It’s very likely that within the first few weeks on this diet you’ll see a drop on the scale. However, that number is going to come mostly from water, and likely from muscle mass as well. 

Unfortunately, the chances of weight regain following a diet like this are very high. You’re not only subject to the yo-yo dieting game, but your metabolism will likely take a hit from the lack of protein. 

If you’re looking for a more reasonable approach, choose a diet protocol that conserves muscle mass and metabolism and results in slow and steady weight loss. 

The Takeaway

Eating oatmeal and other whole grains may come with some health benefits, but if you’re looking for a weight loss diet relying on carbs is not the way to go. 

A high-carb, low-calorie diet is more likely to send your body into blood sugar mayhem then fire up your metabolism. And even worse, diets like this tend to be the gateway to yo-yo dieting, which can result in serious metabolic damage. 

If you’re looking for weight loss, go the slow and steady route, and follow in the footsteps of those who have lost weight and kept it off. 

By far, the most satiating and effective way to drop pounds is to cut back on your carb intake. Following a ketogenic diet offers plenty of variety, flavor, and nutrients that help to support a strong metabolism and maintain lean muscle mass. And best of all — you’ll never get bored.

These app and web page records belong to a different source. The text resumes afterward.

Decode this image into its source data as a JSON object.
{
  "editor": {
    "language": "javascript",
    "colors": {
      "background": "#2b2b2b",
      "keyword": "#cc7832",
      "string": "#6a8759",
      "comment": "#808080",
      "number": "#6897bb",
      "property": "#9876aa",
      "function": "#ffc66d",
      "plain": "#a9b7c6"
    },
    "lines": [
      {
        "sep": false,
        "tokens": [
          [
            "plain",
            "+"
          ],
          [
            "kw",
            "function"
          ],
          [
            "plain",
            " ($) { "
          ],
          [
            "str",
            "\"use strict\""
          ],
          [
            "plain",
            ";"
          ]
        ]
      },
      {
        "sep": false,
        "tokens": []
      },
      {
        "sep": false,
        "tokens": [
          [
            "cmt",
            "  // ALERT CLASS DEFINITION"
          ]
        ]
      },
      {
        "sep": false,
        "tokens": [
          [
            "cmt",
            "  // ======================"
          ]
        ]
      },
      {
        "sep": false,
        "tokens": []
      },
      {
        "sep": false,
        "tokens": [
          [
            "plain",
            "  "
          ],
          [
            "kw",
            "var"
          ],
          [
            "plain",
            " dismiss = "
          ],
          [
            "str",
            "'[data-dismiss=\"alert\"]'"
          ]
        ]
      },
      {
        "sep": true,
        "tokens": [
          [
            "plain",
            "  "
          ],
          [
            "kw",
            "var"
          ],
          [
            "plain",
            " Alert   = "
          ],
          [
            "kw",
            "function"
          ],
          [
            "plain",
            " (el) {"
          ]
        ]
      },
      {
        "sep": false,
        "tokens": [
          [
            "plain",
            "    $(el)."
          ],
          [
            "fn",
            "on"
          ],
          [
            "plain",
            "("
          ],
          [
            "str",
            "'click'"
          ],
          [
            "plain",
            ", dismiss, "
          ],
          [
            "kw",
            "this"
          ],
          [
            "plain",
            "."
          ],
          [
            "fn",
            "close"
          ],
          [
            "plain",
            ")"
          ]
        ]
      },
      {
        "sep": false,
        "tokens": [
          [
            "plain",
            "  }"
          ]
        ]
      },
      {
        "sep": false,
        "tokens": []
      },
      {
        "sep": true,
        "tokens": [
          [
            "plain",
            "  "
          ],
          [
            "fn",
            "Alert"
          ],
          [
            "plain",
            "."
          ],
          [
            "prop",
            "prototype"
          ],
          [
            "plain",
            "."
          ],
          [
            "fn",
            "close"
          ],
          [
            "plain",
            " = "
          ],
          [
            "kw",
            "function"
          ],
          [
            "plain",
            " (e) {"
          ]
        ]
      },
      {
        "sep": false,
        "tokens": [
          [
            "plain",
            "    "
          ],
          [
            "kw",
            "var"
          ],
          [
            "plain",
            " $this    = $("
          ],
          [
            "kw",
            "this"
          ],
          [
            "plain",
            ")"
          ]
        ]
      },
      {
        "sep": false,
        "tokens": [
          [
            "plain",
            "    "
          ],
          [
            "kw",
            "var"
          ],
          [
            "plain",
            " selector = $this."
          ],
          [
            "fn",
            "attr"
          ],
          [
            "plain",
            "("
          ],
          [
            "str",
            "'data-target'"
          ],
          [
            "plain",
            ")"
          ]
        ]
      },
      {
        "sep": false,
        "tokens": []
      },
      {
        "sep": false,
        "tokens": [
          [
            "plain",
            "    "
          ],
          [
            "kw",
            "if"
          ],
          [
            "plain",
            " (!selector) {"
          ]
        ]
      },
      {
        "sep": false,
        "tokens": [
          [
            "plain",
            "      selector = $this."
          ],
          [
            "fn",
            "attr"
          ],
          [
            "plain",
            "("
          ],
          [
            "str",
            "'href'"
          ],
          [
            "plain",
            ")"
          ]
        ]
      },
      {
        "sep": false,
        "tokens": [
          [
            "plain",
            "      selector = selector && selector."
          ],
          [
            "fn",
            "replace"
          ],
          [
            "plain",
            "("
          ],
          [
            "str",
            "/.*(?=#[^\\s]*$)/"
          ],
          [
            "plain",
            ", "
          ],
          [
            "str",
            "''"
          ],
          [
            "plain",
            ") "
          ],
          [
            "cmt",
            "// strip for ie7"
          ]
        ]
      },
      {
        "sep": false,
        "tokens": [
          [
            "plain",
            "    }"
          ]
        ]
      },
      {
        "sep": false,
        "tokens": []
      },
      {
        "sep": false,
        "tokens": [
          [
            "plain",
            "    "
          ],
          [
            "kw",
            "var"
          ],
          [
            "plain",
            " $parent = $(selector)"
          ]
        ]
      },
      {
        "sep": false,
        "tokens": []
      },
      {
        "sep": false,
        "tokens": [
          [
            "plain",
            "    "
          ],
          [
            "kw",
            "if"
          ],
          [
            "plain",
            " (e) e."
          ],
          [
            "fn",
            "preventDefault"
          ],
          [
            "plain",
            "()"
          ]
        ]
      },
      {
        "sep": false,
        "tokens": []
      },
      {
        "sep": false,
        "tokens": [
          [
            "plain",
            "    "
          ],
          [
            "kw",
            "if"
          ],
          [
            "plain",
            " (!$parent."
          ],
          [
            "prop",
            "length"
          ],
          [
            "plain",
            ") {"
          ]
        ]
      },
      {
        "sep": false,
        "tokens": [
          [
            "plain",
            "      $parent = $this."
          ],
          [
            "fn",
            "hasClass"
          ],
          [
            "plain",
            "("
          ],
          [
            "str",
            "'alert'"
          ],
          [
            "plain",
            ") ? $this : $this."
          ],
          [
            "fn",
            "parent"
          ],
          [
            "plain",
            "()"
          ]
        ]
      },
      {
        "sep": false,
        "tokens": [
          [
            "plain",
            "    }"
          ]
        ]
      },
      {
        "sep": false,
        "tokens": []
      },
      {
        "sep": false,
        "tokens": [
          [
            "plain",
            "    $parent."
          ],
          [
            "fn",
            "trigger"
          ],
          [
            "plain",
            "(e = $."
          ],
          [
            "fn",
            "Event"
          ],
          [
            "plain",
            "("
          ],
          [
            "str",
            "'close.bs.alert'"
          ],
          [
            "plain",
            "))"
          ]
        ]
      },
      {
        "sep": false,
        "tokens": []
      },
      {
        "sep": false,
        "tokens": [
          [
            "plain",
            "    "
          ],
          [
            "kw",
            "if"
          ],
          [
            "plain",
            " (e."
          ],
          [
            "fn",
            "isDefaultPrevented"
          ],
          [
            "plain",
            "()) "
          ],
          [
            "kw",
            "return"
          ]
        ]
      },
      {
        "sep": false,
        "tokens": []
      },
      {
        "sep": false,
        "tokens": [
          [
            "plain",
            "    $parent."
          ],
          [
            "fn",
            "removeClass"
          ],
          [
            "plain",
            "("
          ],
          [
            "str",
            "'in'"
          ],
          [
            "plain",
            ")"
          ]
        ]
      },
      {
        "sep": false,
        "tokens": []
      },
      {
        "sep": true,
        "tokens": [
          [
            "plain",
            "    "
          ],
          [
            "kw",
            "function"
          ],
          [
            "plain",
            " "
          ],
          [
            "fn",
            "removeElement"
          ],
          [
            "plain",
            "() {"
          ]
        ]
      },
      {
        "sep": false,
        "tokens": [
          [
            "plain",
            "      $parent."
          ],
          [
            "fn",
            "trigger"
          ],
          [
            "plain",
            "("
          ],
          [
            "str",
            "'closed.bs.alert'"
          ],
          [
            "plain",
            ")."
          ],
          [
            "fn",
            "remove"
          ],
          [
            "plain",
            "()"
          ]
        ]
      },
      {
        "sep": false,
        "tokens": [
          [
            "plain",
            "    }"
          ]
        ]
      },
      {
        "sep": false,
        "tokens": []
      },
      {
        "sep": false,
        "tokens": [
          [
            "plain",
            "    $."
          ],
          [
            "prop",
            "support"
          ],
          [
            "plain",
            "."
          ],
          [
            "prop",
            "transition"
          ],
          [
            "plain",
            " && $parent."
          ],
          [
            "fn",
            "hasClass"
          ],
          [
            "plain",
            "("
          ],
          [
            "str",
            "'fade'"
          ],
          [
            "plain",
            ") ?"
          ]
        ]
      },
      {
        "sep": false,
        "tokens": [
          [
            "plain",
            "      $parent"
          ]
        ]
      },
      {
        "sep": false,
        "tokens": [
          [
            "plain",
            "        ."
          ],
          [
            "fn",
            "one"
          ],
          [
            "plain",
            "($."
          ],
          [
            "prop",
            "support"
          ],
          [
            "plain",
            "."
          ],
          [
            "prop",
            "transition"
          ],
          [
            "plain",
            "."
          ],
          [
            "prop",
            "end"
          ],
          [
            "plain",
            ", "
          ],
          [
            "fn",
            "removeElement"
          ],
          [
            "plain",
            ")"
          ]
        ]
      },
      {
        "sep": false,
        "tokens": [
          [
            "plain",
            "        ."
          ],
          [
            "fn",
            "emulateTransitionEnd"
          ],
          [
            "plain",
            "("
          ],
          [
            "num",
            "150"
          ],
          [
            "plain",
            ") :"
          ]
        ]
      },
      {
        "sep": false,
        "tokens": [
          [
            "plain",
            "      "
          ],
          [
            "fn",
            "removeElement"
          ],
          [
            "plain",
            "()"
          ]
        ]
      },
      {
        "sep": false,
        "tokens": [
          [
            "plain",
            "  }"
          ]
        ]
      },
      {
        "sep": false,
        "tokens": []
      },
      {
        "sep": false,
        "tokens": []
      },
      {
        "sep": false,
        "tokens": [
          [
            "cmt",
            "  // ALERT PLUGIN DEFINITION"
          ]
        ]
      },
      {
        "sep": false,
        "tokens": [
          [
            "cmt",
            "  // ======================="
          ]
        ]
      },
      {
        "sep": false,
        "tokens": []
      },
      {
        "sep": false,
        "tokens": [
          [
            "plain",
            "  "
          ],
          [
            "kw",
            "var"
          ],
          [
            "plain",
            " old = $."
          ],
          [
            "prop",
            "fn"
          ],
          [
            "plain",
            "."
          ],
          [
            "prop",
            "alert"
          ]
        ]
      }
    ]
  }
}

Join the Internet's largest keto newsletter

We'll send you articles, product guides, and exclusive offers customized to your goals.